Residents of Hoover, Ala., have been protesting for months over the shooting death of Emantic Fitzgerald Bradford Jr. On Tuesday, a report by the state attorney general exonerated the police officer who shot Bradford.

Kim Chandler/AP

In Hoover, Ala. on Wednesday, Mayor Frank Brocato says the city plans to defend the unidentified officer who shot and killed Emantic Bradford Jr. in any potential civil litigation.

This comes one day after Alabama Attorney General Steve Marshall's office released a report by the State Bureau of Investigation that cleared the officer of wrongdoing.

In a press conference Wednesday morning, Brocato says he "respects the attorney general's findings and encourages everyone to read the report in full."

Bradford was killed Thanksgiving night at the Riverchase Galleria in Hoover. He was shot by a Hoover police officer responding to gunfire inside the mall. When the officer arrived on the scene, he says he saw Bradford with a gun and assumed he was a threat. Bradford was running towards his friend, Brian Wilson, when the officer fired three bullets from behind into Bradford's head, neck and back. Wilson was one of two people wounded by Erron Brown, who fled the scene and said he was acting in self-defense when he shot Wilson.
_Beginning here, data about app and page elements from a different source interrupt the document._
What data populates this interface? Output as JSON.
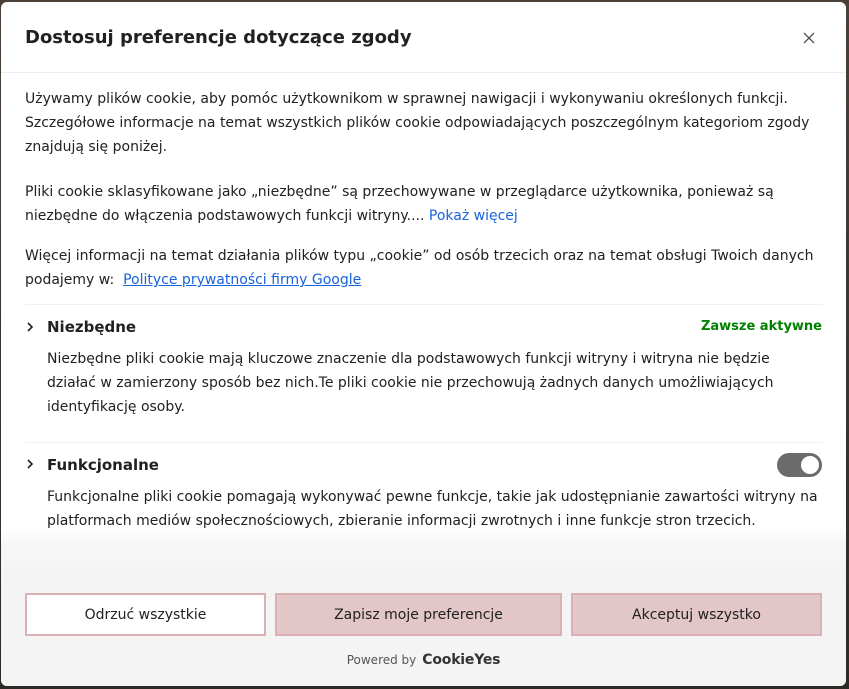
{
  "modal": {
    "title": "Dostosuj preferencje dotyczące zgody",
    "close_icon": "close-icon"
  },
  "intro": {
    "paragraph1": "Używamy plików cookie, aby pomóc użytkownikom w sprawnej nawigacji i wykonywaniu określonych funkcji. Szczegółowe informacje na temat wszystkich plików cookie odpowiadających poszczególnym kategoriom zgody znajdują się poniżej.",
    "paragraph2": "Pliki cookie sklasyfikowane jako „niezbędne” są przechowywane w przeglądarce użytkownika, ponieważ są niezbędne do włączenia podstawowych funkcji witryny....",
    "show_more": "Pokaż więcej",
    "paragraph3": "Więcej informacji na temat działania plików typu „cookie” od osób trzecich oraz na temat obsługi Twoich danych podajemy w:",
    "privacy_link": "Polityce prywatności firmy Google"
  },
  "categories": [
    {
      "title": "Niezbędne",
      "status": "Zawsze aktywne",
      "description": "Niezbędne pliki cookie mają kluczowe znaczenie dla podstawowych funkcji witryny i witryna nie będzie działać w zamierzony sposób bez nich.Te pliki cookie nie przechowują żadnych danych umożliwiających identyfikację osoby."
    },
    {
      "title": "Funkcjonalne",
      "toggle_state": "on",
      "description": "Funkcjonalne pliki cookie pomagają wykonywać pewne funkcje, takie jak udostępnianie zawartości witryny na platformach mediów społecznościowych, zbieranie informacji zwrotnych i inne funkcje stron trzecich."
    }
  ],
  "footer": {
    "reject_label": "Odrzuć wszystkie",
    "save_label": "Zapisz moje preferencje",
    "accept_label": "Akceptuj wszystko",
    "powered_by": "Powered by",
    "brand": "CookieYes"
  },
  "colors": {
    "accent_button": "#e2c6c8",
    "button_border": "#d9b0b3",
    "link": "#1863dc",
    "always_active": "#008000",
    "toggle": "#6b6b6b"
  }
}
The day after the shooting, the mayor of Hoover and the chief of police said they were wrong, and that Bradford likely wasn't the shooter.

Marshall's report concludes the officer made a split-second decision and shot Bradford after the officer saw him running with a gun toward the area where two shots were fired and two people were wounded. "And that is the perspective that the officer had when he saw Mr. Bradford turn [in an] aggressive stance, head to the direction of people that were unarmed, and the officer made the decision that taking action with his firearm was going to ensure the safety of the people there," Marshall said in an interview with WBHM.

Outraged by the report's findings, activists moved their efforts Wednesday to the state capitol in Montgomery. Joining them were members of Bradford's family, who say they plan to file a civil suit against the officer who shot Bradford, and against the city of Hoover.

After the protest, the father of the victim, Emantic Bradford Sr., spoke openly about his pain. "My son is gone," he said. "Do you understand the feeling that I have every night when I lay down at night. And the memories I have of my child when he was young and when he got older. You don't feel my pain."

Bradford's family vows to hold future protests at Marshall's home and office.

Activists have been protesting the killing for two months throughout the city of Hoover. They have marched outside the home of the mayor, the mall where Bradford was killed, and blocked busy roads and interstates.

The protestors continue to ask that the entire video of the shooting be released, along with the identity of the officer who shot him. But Attorney General Steve Marshall told WBHM there is no reason to reveal the officer's identity.

"If any other individual were investigated by law enforcement and there was no determination a crime was committed, that information wouldn't be public," Marshall said. "There's no reason for an officer to be treated any differently."

Meanwhile, Hoover Mayor Brocato says he does not know the officer directly, but that the officer will go "through a process" outlined by Hoover Police Chief Nick Derzis in order to return to work.

Troy Public Radio's Kyle Gassiott contributed to this report.